──────── RECORDS FOR THE EXERCISE

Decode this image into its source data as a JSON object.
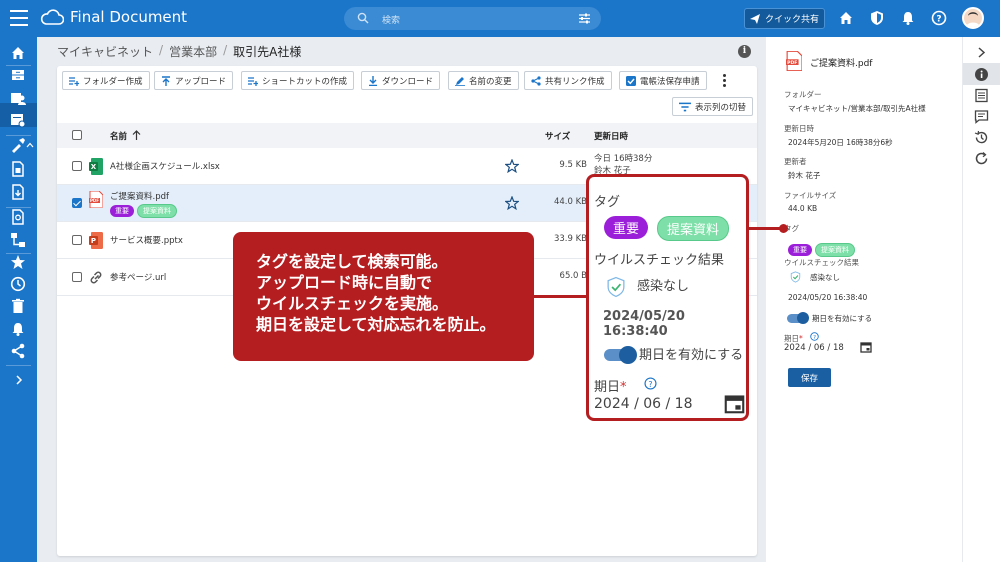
{
  "app": {
    "title": "Final Document",
    "search_placeholder": "検索",
    "quick_share_label": "クイック共有",
    "brand_color": "#1b75c9"
  },
  "breadcrumb": [
    "マイキャビネット",
    "営業本部",
    "取引先A社様"
  ],
  "toolbar": {
    "create_folder": "フォルダー作成",
    "upload": "アップロード",
    "create_shortcut": "ショートカットの作成",
    "download": "ダウンロード",
    "rename": "名前の変更",
    "share_link": "共有リンク作成",
    "ebook_request": "電帳法保存申請",
    "columns": "表示列の切替"
  },
  "table": {
    "headers": {
      "name": "名前",
      "size": "サイズ",
      "modified": "更新日時"
    },
    "rows": [
      {
        "name": "A社様企画スケジュール.xlsx",
        "size": "9.5 KB",
        "date": "今日 16時38分",
        "user": "鈴木 花子",
        "type": "xlsx"
      },
      {
        "name": "ご提案資料.pdf",
        "size": "44.0 KB",
        "type": "pdf",
        "tags": [
          "重要",
          "提案資料"
        ]
      },
      {
        "name": "サービス概要.pptx",
        "size": "33.9 KB",
        "type": "pptx"
      },
      {
        "name": "参考ページ.url",
        "size": "65.0 B",
        "type": "url"
      }
    ]
  },
  "detail": {
    "file_name": "ご提案資料.pdf",
    "folder_label": "フォルダー",
    "folder_value": "マイキャビネット/営業本部/取引先A社様",
    "updated_label": "更新日時",
    "updated_value": "2024年5月20日 16時38分6秒",
    "updater_label": "更新者",
    "updater_value": "鈴木 花子",
    "size_label": "ファイルサイズ",
    "size_value": "44.0 KB",
    "tag_label": "タグ",
    "tags": [
      "重要",
      "提案資料"
    ],
    "virus_label": "ウイルスチェック結果",
    "virus_value": "感染なし",
    "virus_time": "2024/05/20 16:38:40",
    "due_toggle_label": "期日を有効にする",
    "due_label": "期日",
    "due_required": "*",
    "due_value": "2024 / 06 / 18",
    "save_label": "保存"
  },
  "callout": {
    "lines": [
      "タグを設定して検索可能。",
      "アップロード時に自動で",
      "ウイルスチェックを実施。",
      "期日を設定して対応忘れを防止。"
    ]
  },
  "zoom": {
    "tag_label": "タグ",
    "tags": [
      "重要",
      "提案資料"
    ],
    "virus_label": "ウイルスチェック結果",
    "virus_value": "感染なし",
    "virus_time": "2024/05/20 16:38:40",
    "toggle_label": "期日を有効にする",
    "due_label": "期日",
    "due_required": "*",
    "due_value": "2024 / 06 / 18"
  }
}
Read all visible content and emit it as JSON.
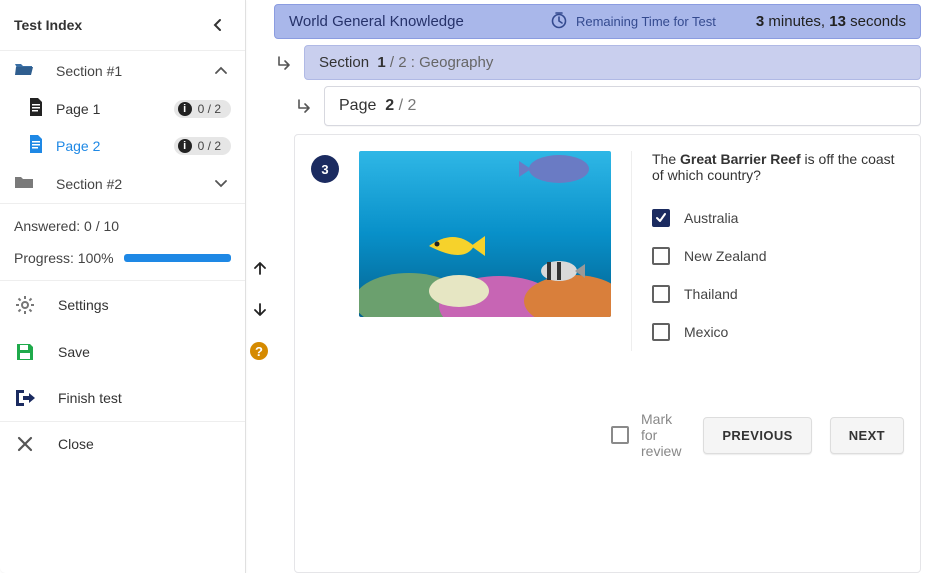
{
  "sidebar": {
    "title": "Test Index",
    "sections": [
      {
        "label": "Section #1",
        "expanded": true,
        "pages": [
          {
            "label": "Page 1",
            "score": "0 / 2",
            "active": false
          },
          {
            "label": "Page 2",
            "score": "0 / 2",
            "active": true
          }
        ]
      },
      {
        "label": "Section #2",
        "expanded": false
      }
    ],
    "answered_label": "Answered: 0 / 10",
    "progress_label": "Progress: 100%",
    "actions": {
      "settings": "Settings",
      "save": "Save",
      "finish": "Finish test",
      "close": "Close"
    }
  },
  "header": {
    "test_title": "World General Knowledge",
    "remaining_label": "Remaining Time for Test",
    "time_minutes": "3",
    "time_min_word": " minutes, ",
    "time_seconds": "13",
    "time_sec_word": " seconds"
  },
  "section_bar": {
    "prefix": "Section",
    "current": "1",
    "sep": "/ 2",
    "name": ": Geography"
  },
  "page_bar": {
    "prefix": "Page",
    "current": "2",
    "sep": "/ 2"
  },
  "question": {
    "number": "3",
    "text_pre": "The ",
    "text_bold": "Great Barrier Reef",
    "text_post": " is off the coast of which country?",
    "options": [
      {
        "label": "Australia",
        "checked": true
      },
      {
        "label": "New Zealand",
        "checked": false
      },
      {
        "label": "Thailand",
        "checked": false
      },
      {
        "label": "Mexico",
        "checked": false
      }
    ]
  },
  "footer": {
    "mark_label": "Mark for review",
    "prev": "PREVIOUS",
    "next": "NEXT"
  }
}
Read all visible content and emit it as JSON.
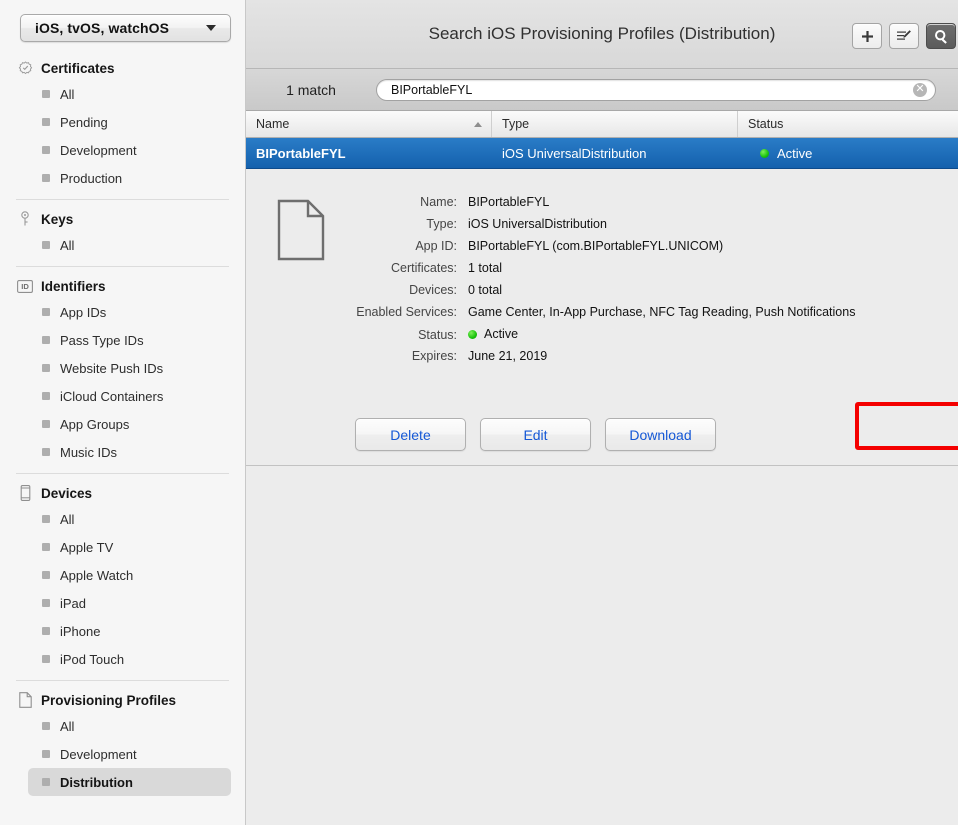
{
  "sidebar": {
    "popup": {
      "label": "iOS, tvOS, watchOS",
      "icon": "chevron-down-icon"
    },
    "groups": [
      {
        "title": "Certificates",
        "icon": "certificate-seal-icon",
        "items": [
          {
            "label": "All",
            "selected": false
          },
          {
            "label": "Pending",
            "selected": false
          },
          {
            "label": "Development",
            "selected": false
          },
          {
            "label": "Production",
            "selected": false
          }
        ]
      },
      {
        "title": "Keys",
        "icon": "key-icon",
        "items": [
          {
            "label": "All",
            "selected": false
          }
        ]
      },
      {
        "title": "Identifiers",
        "icon": "id-badge-icon",
        "items": [
          {
            "label": "App IDs",
            "selected": false
          },
          {
            "label": "Pass Type IDs",
            "selected": false
          },
          {
            "label": "Website Push IDs",
            "selected": false
          },
          {
            "label": "iCloud Containers",
            "selected": false
          },
          {
            "label": "App Groups",
            "selected": false
          },
          {
            "label": "Music IDs",
            "selected": false
          }
        ]
      },
      {
        "title": "Devices",
        "icon": "device-phone-icon",
        "items": [
          {
            "label": "All",
            "selected": false
          },
          {
            "label": "Apple TV",
            "selected": false
          },
          {
            "label": "Apple Watch",
            "selected": false
          },
          {
            "label": "iPad",
            "selected": false
          },
          {
            "label": "iPhone",
            "selected": false
          },
          {
            "label": "iPod Touch",
            "selected": false
          }
        ]
      },
      {
        "title": "Provisioning Profiles",
        "icon": "document-page-icon",
        "items": [
          {
            "label": "All",
            "selected": false
          },
          {
            "label": "Development",
            "selected": false
          },
          {
            "label": "Distribution",
            "selected": true
          }
        ]
      }
    ]
  },
  "titlebar": {
    "title": "Search iOS Provisioning Profiles (Distribution)",
    "buttons": [
      {
        "name": "add-button",
        "glyph": "+",
        "active": false
      },
      {
        "name": "edit-button",
        "glyph": "edit-icon",
        "active": false
      },
      {
        "name": "search-button",
        "glyph": "search-icon",
        "active": true
      }
    ]
  },
  "search": {
    "match_count": "1 match",
    "value": "BIPortableFYL",
    "placeholder": "",
    "clear_glyph": "✕"
  },
  "table": {
    "columns": [
      {
        "label": "Name",
        "sort": "ascending"
      },
      {
        "label": "Type",
        "sort": ""
      },
      {
        "label": "Status",
        "sort": ""
      }
    ],
    "rows": [
      {
        "name": "BIPortableFYL",
        "type": "iOS UniversalDistribution",
        "status": "Active",
        "selected": true
      }
    ]
  },
  "detail": {
    "icon": "document-page-icon",
    "fields": [
      {
        "label": "Name:",
        "value": "BIPortableFYL"
      },
      {
        "label": "Type:",
        "value": "iOS UniversalDistribution"
      },
      {
        "label": "App ID:",
        "value": "BIPortableFYL (com.BIPortableFYL.UNICOM)"
      },
      {
        "label": "Certificates:",
        "value": "1 total"
      },
      {
        "label": "Devices:",
        "value": "0 total"
      },
      {
        "label": "Enabled Services:",
        "value": "Game Center, In-App Purchase, NFC Tag Reading, Push Notifications"
      },
      {
        "label": "Status:",
        "value": "Active",
        "dot": "green"
      },
      {
        "label": "Expires:",
        "value": "June 21, 2019"
      }
    ],
    "buttons": [
      {
        "label": "Delete",
        "highlighted": false
      },
      {
        "label": "Edit",
        "highlighted": false
      },
      {
        "label": "Download",
        "highlighted": true
      }
    ]
  },
  "colors": {
    "selection_blue": "#1461ad",
    "link_blue": "#1558d6",
    "status_green": "#19c20b",
    "highlight_red": "#f40000",
    "sidebar_bg": "#f6f6f6",
    "panel_bg": "#ececec"
  }
}
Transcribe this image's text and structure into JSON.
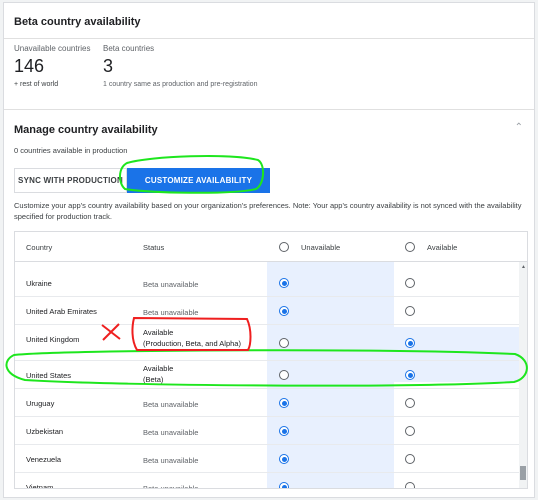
{
  "beta": {
    "title": "Beta country availability",
    "unavailable_label": "Unavailable countries",
    "unavailable_value": "146",
    "unavailable_sub": "+ rest of world",
    "beta_label": "Beta countries",
    "beta_value": "3",
    "beta_sub": "1 country same as production and pre-registration"
  },
  "manage": {
    "title": "Manage country availability",
    "production_count": "0 countries available in production",
    "sync_label": "SYNC WITH PRODUCTION",
    "customize_label": "CUSTOMIZE AVAILABILITY",
    "description": "Customize your app's country availability based on your organization's preferences. Note: Your app's country availability is not synced with the availability specified for production track."
  },
  "table": {
    "headers": {
      "country": "Country",
      "status": "Status",
      "unavailable": "Unavailable",
      "available": "Available"
    },
    "rows": [
      {
        "country": "Ukraine",
        "status": "Beta unavailable",
        "status2": "",
        "selected": "unavailable"
      },
      {
        "country": "United Arab Emirates",
        "status": "Beta unavailable",
        "status2": "",
        "selected": "unavailable"
      },
      {
        "country": "United Kingdom",
        "status": "Available",
        "status2": "(Production, Beta, and Alpha)",
        "selected": "available"
      },
      {
        "country": "United States",
        "status": "Available",
        "status2": "(Beta)",
        "selected": "available"
      },
      {
        "country": "Uruguay",
        "status": "Beta unavailable",
        "status2": "",
        "selected": "unavailable"
      },
      {
        "country": "Uzbekistan",
        "status": "Beta unavailable",
        "status2": "",
        "selected": "unavailable"
      },
      {
        "country": "Venezuela",
        "status": "Beta unavailable",
        "status2": "",
        "selected": "unavailable"
      },
      {
        "country": "Vietnam",
        "status": "Beta unavailable",
        "status2": "",
        "selected": "unavailable"
      }
    ]
  },
  "annotations": {
    "mark_color": "#ef1f1f",
    "highlight_color": "#1ee61e"
  },
  "colors": {
    "accent": "#1a73e8",
    "selected_column": "#e8f0fe"
  }
}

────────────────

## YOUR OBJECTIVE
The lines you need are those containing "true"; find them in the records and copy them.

## EXERCISE ANSWER
        "expanded": true,
            "active": true
        "checked": true
            "selected": true
        "active": true
        "selected": true
        "highlighted": true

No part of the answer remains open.